                         Not only did Rodriguez catch on, but she became a
                         world-class speedskater. A little more than two years after
                         she first set foot on the ice, she won a spot on the U.S.
                         Speedskating Team that competed in the 1998 Nagano
                         Winter Olympics, solidifying her place among the world's elite
                         skaters. If that weren't enough, she finished fourth in the 3000
                         meter Olympic race, barely missing the bronze medal by 2.1

                         The daughter of a Cuban-born father and an American
                         mother, Rodriguez doesn't miss the irony of her
                         accomplishments on ice. "Growing up in Miami, I never
                         thought I'd be an iceskater or any winter sports athlete at all,"
                         she said. "Especially, from what I've been told, I'm the first
                         Cuban American to compete in the Winter Olympics. So just
                         to be that is pretty neat, just to know that of all these years, I'm
                         like, the only person to do that. I guess it's a pretty big feat I've

                         At 23, Rodriguez has become not only the first Cuban American, but
                         also the first Latina to compete as a member of the United States
                         Speedskating Olympic Team. And for some of that Rodriguez has her
                         parents to thank. After her first miserable experiences on the ice,
                         they encouraged her not to give up. "My parents said that I had to give it
                         one month," remembered Rodriguez. "'And if you don't like it
                         after one month, then you can come home,' they said."

                         Not that it was easy for Rodriguez, who already was a 12-time roller
                         skating champion and the only athlete to have won competitions in
                         both speed and figure inline skating. "So for me to come to Milwaukee
                         and to have to suck it all up, and to say 'hey you're terrible' and to start
                         from scratch, was really hard for me to do." After her impressive
                         performance at the Nagano Winter Games, Rodriguez now has her
                         eyes set on the 2002 Olympics. "Of course the goal is a medal at the
                         Olympics," she said. "I don't care what race it is. I would just like to
                         get a medal, and of course I would love it to be gold."

                         So would her parents, who have encouraged their daughter and cheered
                         her on through 16 years of inline skating, and now as a speedskater.

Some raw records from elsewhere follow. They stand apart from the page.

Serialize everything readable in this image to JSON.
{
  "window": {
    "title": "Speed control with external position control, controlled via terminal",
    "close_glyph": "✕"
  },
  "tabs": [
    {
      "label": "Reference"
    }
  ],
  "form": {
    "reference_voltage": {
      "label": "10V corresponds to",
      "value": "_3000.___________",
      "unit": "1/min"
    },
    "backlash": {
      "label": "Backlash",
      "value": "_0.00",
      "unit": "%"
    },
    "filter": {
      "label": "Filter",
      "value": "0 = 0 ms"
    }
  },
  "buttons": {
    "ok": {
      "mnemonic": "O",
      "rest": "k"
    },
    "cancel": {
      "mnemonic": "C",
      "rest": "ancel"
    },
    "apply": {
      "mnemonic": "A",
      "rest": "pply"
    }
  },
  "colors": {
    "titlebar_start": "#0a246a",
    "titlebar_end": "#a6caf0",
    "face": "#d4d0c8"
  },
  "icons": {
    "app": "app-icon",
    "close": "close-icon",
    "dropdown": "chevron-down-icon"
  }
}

For
                         her father, said Rodriguez, the possibility of an Olympic medal is
                         something that makes him even more excited since the sport qualifies as an
                         Olympic event, unlike inline skating.

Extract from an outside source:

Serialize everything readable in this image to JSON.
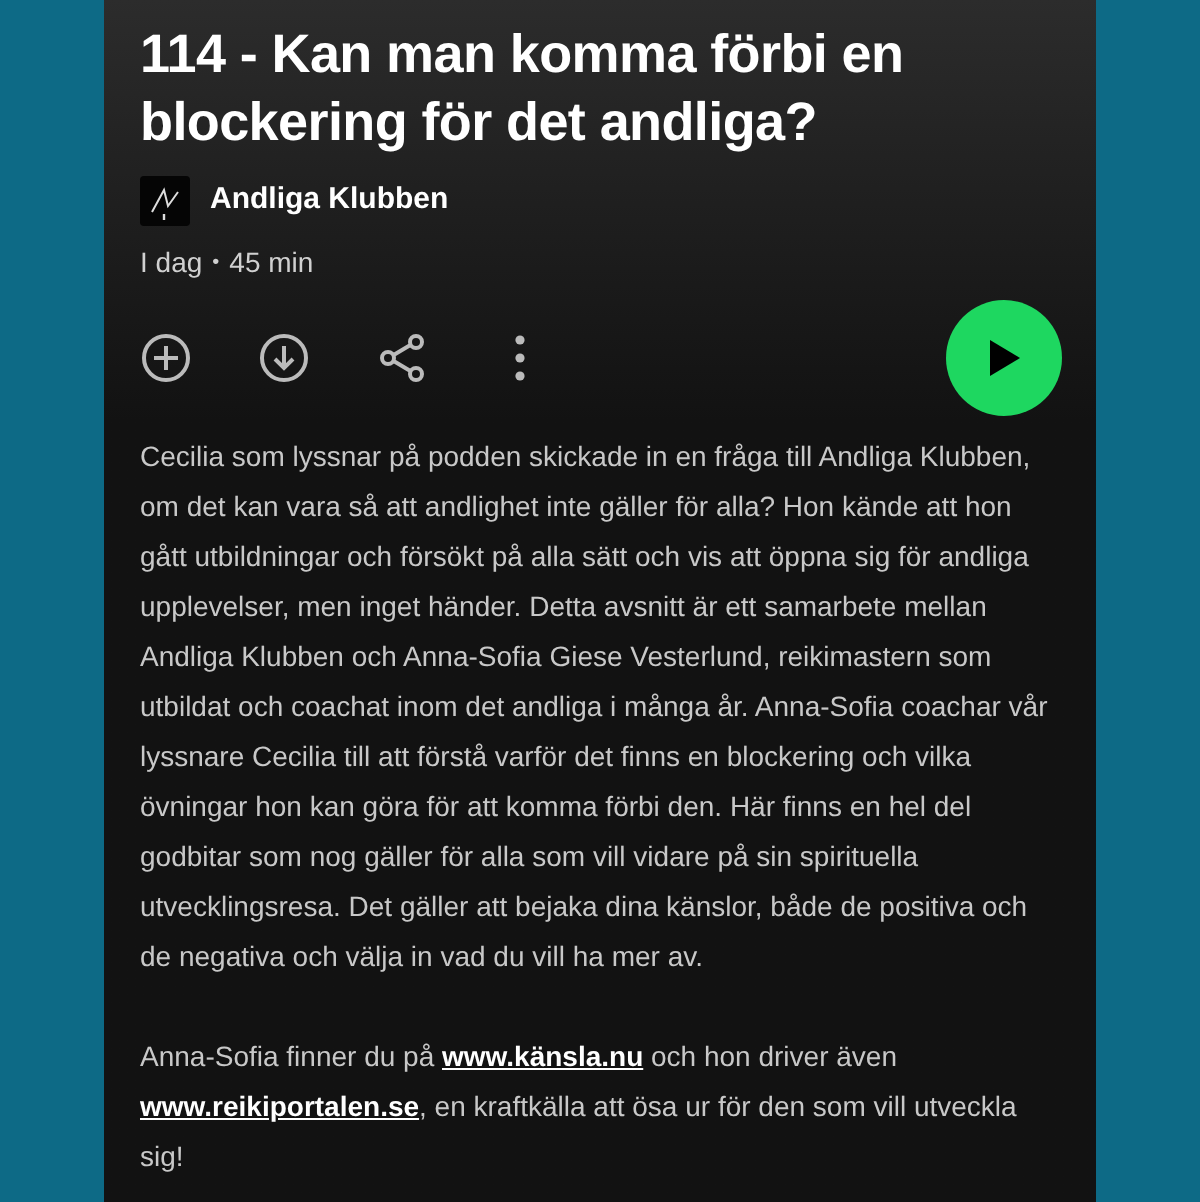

                          "My dad would have let me do whatever sport I wanted to do," said
                          Rodriguez, "but I knew he always wanted me to be in an Olympic sport."

                         And both father and daughter seem single-minded in this quest. "Even
                         right now, when I have the world championships coming up in two
                         weeks, and the rest of the season to finish up...I'm still thinking 2002,"
                         said Rodriguez.

                         For someone used to persevering, it makes sense that Rodriguez's
                         advice for young Latina athletes is "don't give up. Go out and try
                         whatever you can, util you find something you like and just stick with it,
                         and work your butt off."

                         Last change: January 20, 2000